The research shows this is of benefit to business, not least because employees are looking for more family friendly policies and in a challenging recruitment market, where many professionals are looking to other industries, showing ourselves to be more inclusive can only be beneficial. A key finding of the OEUK 2021 Diversity and Inclusion Survey was that women are more likely to view a lack of flexible working as a barrier to career progression and consider joining or leaving an organisation because of its flexible working policies.
Most parents are at the mid-career stage, managing young families and increased responsibility in work and not supporting them means the industry risks marginalising or losing the next leaders of our industry.
Mental health also plays a huge part in this; according to the research 63% of dads did not feel mentally ready to return to work when they did. 29% of parents said that they had experienced a new mental health issue in the two years following the birth of their most recent child. The report states that: ‘increasing paternity leave and sharing care responsibilities has been associated with improved mental health for both parents.’
Poor mental health cost UK employers £56 billion a year (2021-22) and was the number one reason for absence from work. In the energy industry, specifically looking at offshore workers, research also found mental health was the number one reason for sickness absence.
Absences due to mental health issues are costing the offshore energy industry a significant sum of money. In 2019 Slater and Gordon6 found that on average UK workers are taking 3.75 days off per year for mental health. For the offshore energy industry with 200,000 personnel that equates to 750,000 lost working days. Taking an £200/day average rate that equates to £150million a year for the offshore energy industry; significant enough for us to be taking action on this basis alone.
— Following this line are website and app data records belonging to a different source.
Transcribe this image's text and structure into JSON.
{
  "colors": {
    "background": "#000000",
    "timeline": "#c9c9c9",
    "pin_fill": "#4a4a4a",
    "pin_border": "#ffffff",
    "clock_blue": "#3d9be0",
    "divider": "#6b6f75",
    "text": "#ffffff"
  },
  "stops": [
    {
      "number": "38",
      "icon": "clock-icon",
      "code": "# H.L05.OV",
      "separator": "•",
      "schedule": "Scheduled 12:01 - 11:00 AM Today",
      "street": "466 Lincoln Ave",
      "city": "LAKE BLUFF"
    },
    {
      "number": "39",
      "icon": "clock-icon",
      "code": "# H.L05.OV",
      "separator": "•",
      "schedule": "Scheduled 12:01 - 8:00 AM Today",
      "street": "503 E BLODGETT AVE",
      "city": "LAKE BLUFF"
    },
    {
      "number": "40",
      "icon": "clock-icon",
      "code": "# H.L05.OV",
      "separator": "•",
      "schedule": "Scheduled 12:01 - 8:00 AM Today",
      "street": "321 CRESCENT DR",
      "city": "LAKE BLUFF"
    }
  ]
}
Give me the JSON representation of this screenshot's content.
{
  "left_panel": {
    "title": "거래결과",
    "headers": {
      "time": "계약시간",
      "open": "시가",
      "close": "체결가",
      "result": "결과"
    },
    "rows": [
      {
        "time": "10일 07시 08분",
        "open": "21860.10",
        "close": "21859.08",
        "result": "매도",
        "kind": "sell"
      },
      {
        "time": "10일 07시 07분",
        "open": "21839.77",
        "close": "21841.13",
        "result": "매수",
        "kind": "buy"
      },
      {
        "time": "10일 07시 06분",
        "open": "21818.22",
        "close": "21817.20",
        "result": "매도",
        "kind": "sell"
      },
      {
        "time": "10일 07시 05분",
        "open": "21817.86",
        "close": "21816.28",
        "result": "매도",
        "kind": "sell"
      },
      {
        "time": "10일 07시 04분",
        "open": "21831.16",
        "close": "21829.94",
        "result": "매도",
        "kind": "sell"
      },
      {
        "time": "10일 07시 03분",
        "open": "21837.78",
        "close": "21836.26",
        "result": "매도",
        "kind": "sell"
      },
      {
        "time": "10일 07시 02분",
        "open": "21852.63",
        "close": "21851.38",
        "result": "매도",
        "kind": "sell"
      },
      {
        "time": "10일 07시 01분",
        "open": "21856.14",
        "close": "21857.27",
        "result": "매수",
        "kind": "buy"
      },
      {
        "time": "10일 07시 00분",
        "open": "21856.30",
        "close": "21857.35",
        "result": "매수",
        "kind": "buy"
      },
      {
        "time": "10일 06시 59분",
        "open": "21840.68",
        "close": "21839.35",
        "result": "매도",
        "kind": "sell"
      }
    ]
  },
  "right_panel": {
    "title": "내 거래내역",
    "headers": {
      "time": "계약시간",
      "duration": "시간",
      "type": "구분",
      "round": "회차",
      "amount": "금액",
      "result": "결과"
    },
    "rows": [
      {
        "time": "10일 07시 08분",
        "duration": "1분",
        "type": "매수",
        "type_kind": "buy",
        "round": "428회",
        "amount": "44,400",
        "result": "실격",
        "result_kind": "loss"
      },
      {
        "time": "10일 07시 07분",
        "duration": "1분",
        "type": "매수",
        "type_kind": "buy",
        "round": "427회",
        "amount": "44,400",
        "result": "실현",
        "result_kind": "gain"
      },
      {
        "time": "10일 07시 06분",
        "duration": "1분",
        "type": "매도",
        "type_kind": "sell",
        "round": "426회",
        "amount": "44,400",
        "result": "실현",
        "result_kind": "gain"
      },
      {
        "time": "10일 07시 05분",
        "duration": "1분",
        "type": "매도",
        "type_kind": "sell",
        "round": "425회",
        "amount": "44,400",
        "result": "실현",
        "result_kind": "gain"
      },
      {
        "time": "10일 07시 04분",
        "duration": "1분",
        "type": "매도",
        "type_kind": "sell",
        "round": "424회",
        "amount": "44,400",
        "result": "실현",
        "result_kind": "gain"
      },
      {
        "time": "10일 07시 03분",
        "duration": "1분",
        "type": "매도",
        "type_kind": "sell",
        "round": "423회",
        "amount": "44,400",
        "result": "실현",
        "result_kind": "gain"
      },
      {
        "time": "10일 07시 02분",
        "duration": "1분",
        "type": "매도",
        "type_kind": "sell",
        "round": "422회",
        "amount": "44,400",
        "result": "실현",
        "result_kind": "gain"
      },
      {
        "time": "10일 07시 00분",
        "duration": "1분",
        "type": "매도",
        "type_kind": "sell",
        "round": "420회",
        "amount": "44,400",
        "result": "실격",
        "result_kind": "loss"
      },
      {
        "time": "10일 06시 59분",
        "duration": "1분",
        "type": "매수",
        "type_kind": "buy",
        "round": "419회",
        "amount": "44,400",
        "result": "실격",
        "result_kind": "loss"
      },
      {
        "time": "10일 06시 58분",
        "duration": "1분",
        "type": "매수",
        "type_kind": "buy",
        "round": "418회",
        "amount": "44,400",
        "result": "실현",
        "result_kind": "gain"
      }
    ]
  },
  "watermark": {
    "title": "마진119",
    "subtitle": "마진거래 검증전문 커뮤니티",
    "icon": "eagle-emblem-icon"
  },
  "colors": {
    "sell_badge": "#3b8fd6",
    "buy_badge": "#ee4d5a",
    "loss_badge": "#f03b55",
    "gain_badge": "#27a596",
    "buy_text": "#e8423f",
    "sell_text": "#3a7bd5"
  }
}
How might this impact the gender pay gap? CPP’s analysis of OECD data finds that a woman’s partner taking parental leave is associated with a 34% increase in the likelihood of a woman being physically ready to return to work. The report states: ‘The IFS finds that the gender pay gap grows year on year after childbirth as mothers in low-hours jobs see no wage progression, reaching 33% by the time a woman’s first child is twelve. Overturning such inequalities can boost economic output. For instance, continual improvements in gender equality in pay and workforce participation are expected to improve economic outcomes for developed countries – boosting EU GDP by 6.1% by 20250.’
Ultimately the investment in paternity leave appears to be beneficial for the economy, individual businesses and the workforce. Making these changes now, the energy industry will become a more attractive industry for all, creating a thriving and productive workforce, with the added bonus of balancing the gender pay gap.
Until the legislative changes happen (and the campaigns are in full-throttle for this) then AXIS Network encourage all organisations and leaders within the energy industry to enhance their paternity leave. Research shows it will benefit everyone.